No higher-up at Harvard endorsed her argument, of course. But its honesty of purpose made an instructive contrast to the institutional statements put out in the immediate aftermath of two recent controversies — the resignation of the Mozilla Foundation’s C.E.O., Brendan Eich, and the withdrawal, by Brandeis University, of the honorary degree it had promised to the human rights activist Ayaan Hirsi Ali.

In both cases, Mozilla and Brandeis, there was a striking difference between the clarity of what had actually happened and the evasiveness of the official responses to the events. Eich stepped down rather than recant his past support for the view that one man and one woman makes a marriage; Hirsi Ali’s invitation was withdrawn because of her sweeping criticisms of Islamic culture. But neither the phrase “marriage” nor the word “Islam” appeared in the initial statements Mozilla and Brandeis released.

Instead, the Mozilla statement rambled in the language of inclusion: “Our organizational culture reflects diversity and inclusiveness. … Our culture of openness extends to encouraging staff and community to share their beliefs and opinions. …”

The statement on Hirsi Ali was slightly more direct, saying that “her past statements … are inconsistent with Brandeis University’s core values.” But it never specified what those statements or those values might be — and then it fell back, too, on pieties about diversity: “In the spirit of free expression that has defined Brandeis University throughout its history, Ms. Hirsi Ali is welcome to join us on campus in the future to engage in a dialogue about these important issues.”

What both cases illustrate, with their fuzzy rhetoric masking ideological pressure, is a serious moral defect at the heart of elite culture in America.
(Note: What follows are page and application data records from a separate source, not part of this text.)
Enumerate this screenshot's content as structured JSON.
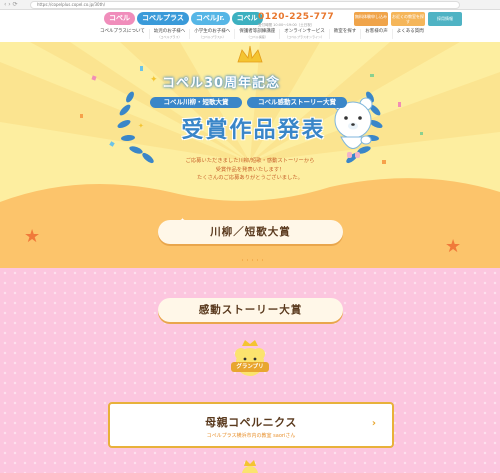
{
  "browser": {
    "url": "https://copelplus.copel.co.jp/30th/"
  },
  "header": {
    "logos": [
      {
        "label": "コペル",
        "color": "#f08dbb"
      },
      {
        "label": "コペルプラス",
        "color": "#3a9ad9"
      },
      {
        "label": "コペルJr.",
        "color": "#56b6e6"
      },
      {
        "label": "コペル",
        "color": "#3cb0c0"
      }
    ],
    "tel": {
      "number": "0120-225-777",
      "hours": "受付時間 10:00〜19:00（土日祝）"
    },
    "cta": [
      {
        "label": "無料体験申し込み",
        "color": "#f0a44a"
      },
      {
        "label": "お近くの教室を探す",
        "color": "#f5b65a"
      },
      {
        "label": "採用情報",
        "color": "#4fb3c4"
      }
    ],
    "menu": [
      {
        "label": "コペルプラスについて",
        "sub": ""
      },
      {
        "label": "幼児のお子様へ",
        "sub": "（コペルプラス）"
      },
      {
        "label": "小学生のお子様へ",
        "sub": "（コペルプラスJr.）"
      },
      {
        "label": "保護者等訓練講座",
        "sub": "（コペル講座）"
      },
      {
        "label": "オンラインサービス",
        "sub": "（コペルプラスオンライン）"
      },
      {
        "label": "教室を探す",
        "sub": ""
      },
      {
        "label": "お客様の声",
        "sub": ""
      },
      {
        "label": "よくある質問",
        "sub": ""
      }
    ]
  },
  "hero": {
    "subtitle": "コペル30周年記念",
    "award1": "コペル川柳・短歌大賞",
    "award2": "コペル感動ストーリー大賞",
    "title": "受賞作品発表",
    "line1": "ご応募いただきました川柳/短歌・感動ストーリーから",
    "line2": "受賞作品を発表いたします！",
    "line3": "たくさんのご応募ありがとうございました。"
  },
  "sections": {
    "senryu": "川柳／短歌大賞",
    "story": "感動ストーリー大賞"
  },
  "grandprix": {
    "badge": "グランプリ",
    "title": "母親コペルニクス",
    "author": "コペルプラス横浜市内の教室 saoriさん"
  },
  "colors": {
    "hero_bg": "#fdeea0",
    "orange": "#fcc46b",
    "pink": "#fcc6df",
    "blue": "#3a86c8",
    "gold": "#e8b13a"
  }
}
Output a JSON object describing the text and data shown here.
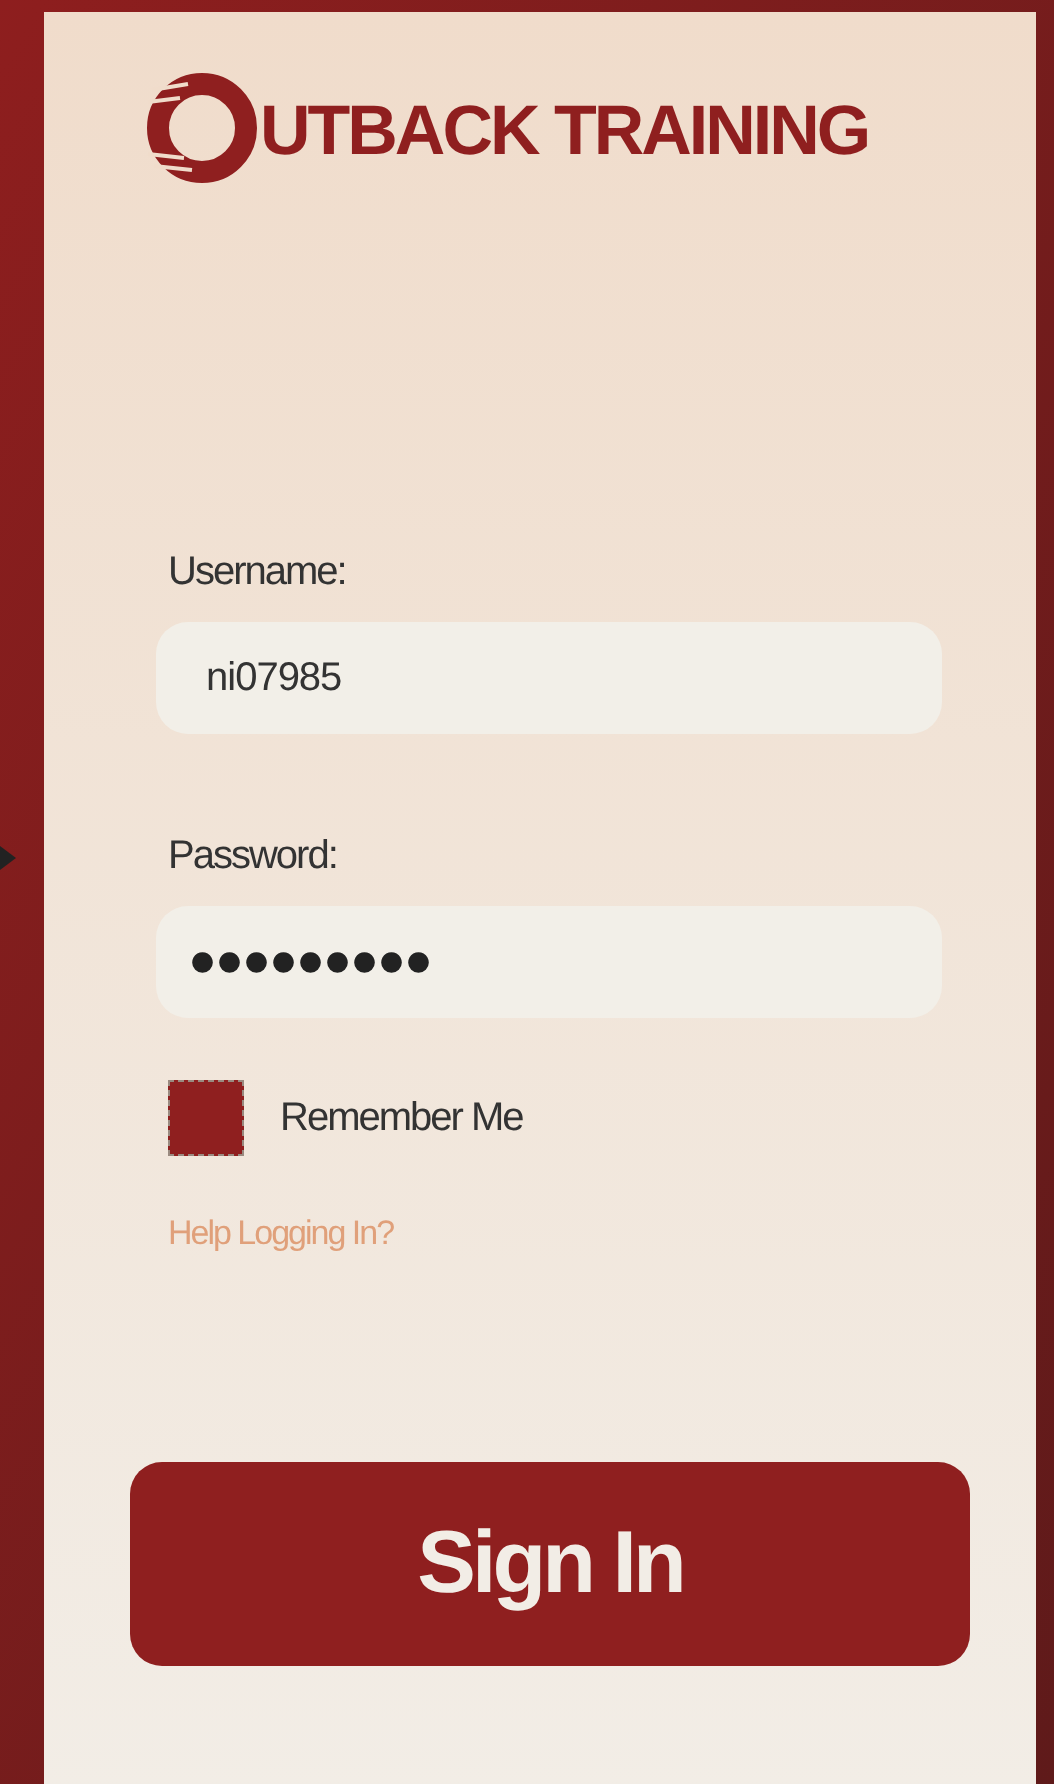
{
  "logo": {
    "text": "UTBACK TRAINING"
  },
  "username": {
    "label": "Username:",
    "value": "ni07985"
  },
  "password": {
    "label": "Password:",
    "value": "●●●●●●●●●"
  },
  "remember": {
    "label": "Remember Me",
    "checked": true
  },
  "help_link": "Help Logging In?",
  "sign_in": "Sign In"
}
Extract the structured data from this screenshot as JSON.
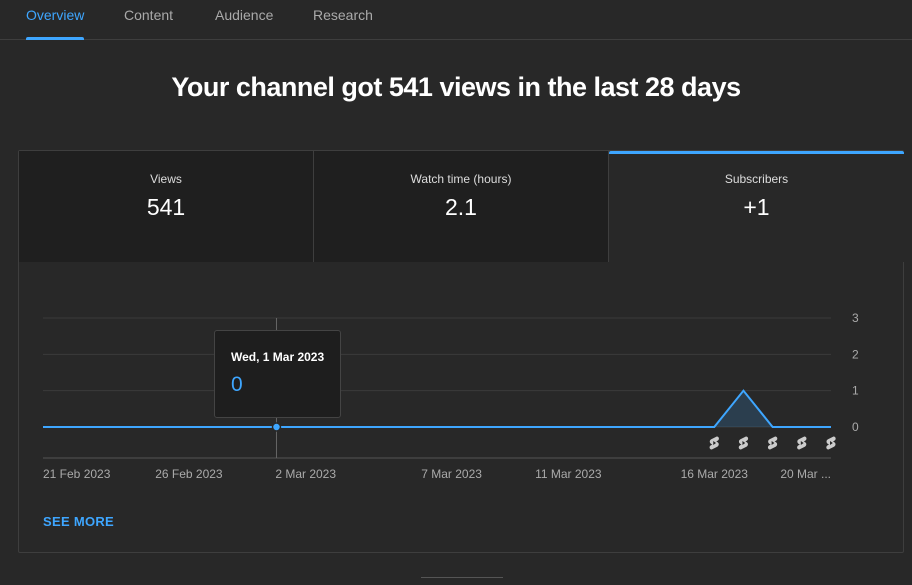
{
  "tabs": [
    {
      "label": "Overview",
      "active": true
    },
    {
      "label": "Content",
      "active": false
    },
    {
      "label": "Audience",
      "active": false
    },
    {
      "label": "Research",
      "active": false
    }
  ],
  "headline": "Your channel got 541 views in the last 28 days",
  "metrics": [
    {
      "label": "Views",
      "value": "541"
    },
    {
      "label": "Watch time (hours)",
      "value": "2.1"
    },
    {
      "label": "Subscribers",
      "value": "+1",
      "selected": true
    }
  ],
  "tooltip": {
    "date": "Wed, 1 Mar 2023",
    "value": "0"
  },
  "see_more_label": "SEE MORE",
  "colors": {
    "accent": "#3ea6ff",
    "background": "#282828",
    "panel": "#1f1f1f"
  },
  "chart_data": {
    "type": "line",
    "series": [
      {
        "x": [
          "21 Feb",
          "22 Feb",
          "23 Feb",
          "24 Feb",
          "25 Feb",
          "26 Feb",
          "27 Feb",
          "28 Feb",
          "1 Mar",
          "2 Mar",
          "3 Mar",
          "4 Mar",
          "5 Mar",
          "6 Mar",
          "7 Mar",
          "8 Mar",
          "9 Mar",
          "10 Mar",
          "11 Mar",
          "12 Mar",
          "13 Mar",
          "14 Mar",
          "15 Mar",
          "16 Mar",
          "17 Mar",
          "18 Mar",
          "19 Mar",
          "20 Mar"
        ],
        "values": [
          0,
          0,
          0,
          0,
          0,
          0,
          0,
          0,
          0,
          0,
          0,
          0,
          0,
          0,
          0,
          0,
          0,
          0,
          0,
          0,
          0,
          0,
          0,
          0,
          1,
          0,
          0,
          0
        ]
      }
    ],
    "x_tick_labels": [
      "21 Feb 2023",
      "26 Feb 2023",
      "2 Mar 2023",
      "7 Mar 2023",
      "11 Mar 2023",
      "16 Mar 2023",
      "20 Mar ..."
    ],
    "y_ticks": [
      0,
      1,
      2,
      3
    ],
    "ylim": [
      0,
      3
    ],
    "highlighted_point": "1 Mar",
    "video_markers": [
      "16 Mar",
      "17 Mar",
      "18 Mar",
      "19 Mar",
      "20 Mar"
    ],
    "marker_icon": "shorts-icon",
    "grid": true
  }
}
The defect, crucially, is not this culture’s bias against social conservatives, or its discomfort with stinging attacks on non-Western religions. Rather, it’s the refusal to admit — to others, and to itself — that these biases fundamentally trump the commitment to “free expression” or “diversity” affirmed in mission statements and news releases.

This refusal, this self-deception, means that we have far too many powerful communities (corporate, academic, journalistic) that are simultaneously dogmatic and dishonest about it — that promise diversity but only as the left defines it, that fill their ranks with ideologues and then claim to stand athwart bias and misinformation, that speak the language of pluralism while presiding over communities that resemble the beau ideal of Sandra Y. L. Korn.

Harvard itself is a perfect example of this pattern: As Patrick Deneen of Notre Dame pointed out when the column was making waves, Korn could only come up with one contemporary example of a Harvardian voice that ought to be silenced — “a single conservative octogenarian,” the political philosophy professor Harvey Mansfield. Her call for censorship, Deneen concluded, “is at this point almost wholly unnecessary, since there are nearly no conservatives to be found at Harvard.”

I am (or try to be) a partisan of pluralism, which requires respecting Mozilla’s right to have a C.E.O. whose politics fit the climate of Silicon Valley, and Brandeis’s right to rescind degrees as it sees fit, and Harvard’s freedom to be essentially a two-worldview community, with a campus shared uneasily by progressives and corporate neoliberals, and a small corner reserved for token reactionary cranks.

But this respect is difficult to maintain when these institutions will not admit that this is what is going on. Instead, we have the pretense of universality — the insistence that the post-Eich Mozilla is open to all ideas, the invocations of the “spirit of free expression” from a school that’s kicking a controversial speaker off the stage.

And with the pretense, increasingly, comes a dismissive attitude toward those institutions — mostly religious — that do acknowledge their own dogmas and commitments, and ask for the freedom to embody them and live them out.

It would be a far, far better thing if Harvard and Brandeis and Mozilla would simply say, explicitly, that they are as ideologically progressive as Notre Dame is Catholic or B. Y.U. is Mormon or Chick-fil-A is evangelical, and that they intend to run their institution according to those lights.

I can live with the progressivism. It’s the lying that gets toxic.


Powered by WordPress.

Page loaded in: 0.0596 secs.